• _What to produce_:
Where does the word "name" appear in the entries below? Copy each line that holds it.

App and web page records
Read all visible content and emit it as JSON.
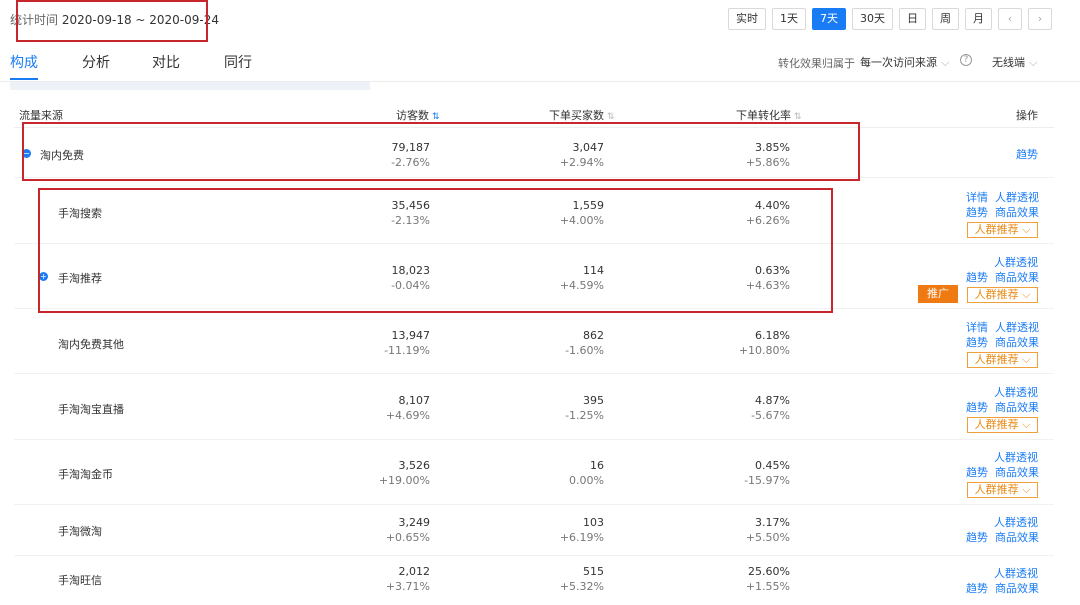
{
  "header": {
    "date_label": "统计时间",
    "date_range": "2020-09-18 ~ 2020-09-24",
    "range_buttons": [
      "实时",
      "1天",
      "7天",
      "30天",
      "日",
      "周",
      "月"
    ],
    "active_range": "7天",
    "prev_icon": "‹",
    "next_icon": "›"
  },
  "tabs": [
    "构成",
    "分析",
    "对比",
    "同行"
  ],
  "active_tab": "构成",
  "attribution": {
    "label": "转化效果归属于",
    "value": "每一次访问来源",
    "help": "?",
    "device": "无线端"
  },
  "table": {
    "columns": [
      "流量来源",
      "访客数",
      "下单买家数",
      "下单转化率",
      "操作"
    ],
    "rows": [
      {
        "name": "淘内免费",
        "visitors": "79,187",
        "visitors_delta": "-2.76%",
        "buyers": "3,047",
        "buyers_delta": "+2.94%",
        "rate": "3.85%",
        "rate_delta": "+5.86%",
        "links": [
          "趋势"
        ]
      },
      {
        "name": "手淘搜索",
        "visitors": "35,456",
        "visitors_delta": "-2.13%",
        "buyers": "1,559",
        "buyers_delta": "+4.00%",
        "rate": "4.40%",
        "rate_delta": "+6.26%",
        "links": [
          "详情",
          "人群透视",
          "趋势",
          "商品效果"
        ],
        "crowd": "人群推荐"
      },
      {
        "name": "手淘推荐",
        "visitors": "18,023",
        "visitors_delta": "-0.04%",
        "buyers": "114",
        "buyers_delta": "+4.59%",
        "rate": "0.63%",
        "rate_delta": "+4.63%",
        "links": [
          "人群透视",
          "趋势",
          "商品效果"
        ],
        "crowd": "人群推荐",
        "promo": "推广"
      },
      {
        "name": "淘内免费其他",
        "visitors": "13,947",
        "visitors_delta": "-11.19%",
        "buyers": "862",
        "buyers_delta": "-1.60%",
        "rate": "6.18%",
        "rate_delta": "+10.80%",
        "links": [
          "详情",
          "人群透视",
          "趋势",
          "商品效果"
        ],
        "crowd": "人群推荐"
      },
      {
        "name": "手淘淘宝直播",
        "visitors": "8,107",
        "visitors_delta": "+4.69%",
        "buyers": "395",
        "buyers_delta": "-1.25%",
        "rate": "4.87%",
        "rate_delta": "-5.67%",
        "links": [
          "人群透视",
          "趋势",
          "商品效果"
        ],
        "crowd": "人群推荐"
      },
      {
        "name": "手淘淘金币",
        "visitors": "3,526",
        "visitors_delta": "+19.00%",
        "buyers": "16",
        "buyers_delta": "0.00%",
        "rate": "0.45%",
        "rate_delta": "-15.97%",
        "links": [
          "人群透视",
          "趋势",
          "商品效果"
        ],
        "crowd": "人群推荐"
      },
      {
        "name": "手淘微淘",
        "visitors": "3,249",
        "visitors_delta": "+0.65%",
        "buyers": "103",
        "buyers_delta": "+6.19%",
        "rate": "3.17%",
        "rate_delta": "+5.50%",
        "links": [
          "人群透视",
          "趋势",
          "商品效果"
        ]
      },
      {
        "name": "手淘旺信",
        "visitors": "2,012",
        "visitors_delta": "+3.71%",
        "buyers": "515",
        "buyers_delta": "+5.32%",
        "rate": "25.60%",
        "rate_delta": "+1.55%",
        "links": [
          "人群透视",
          "趋势",
          "商品效果"
        ]
      }
    ]
  }
}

• _Reply_:
        "name": "淘内免费",
        "name": "手淘搜索",
        "name": "手淘推荐",
        "name": "淘内免费其他",
        "name": "手淘淘宝直播",
        "name": "手淘淘金币",
        "name": "手淘微淘",
        "name": "手淘旺信",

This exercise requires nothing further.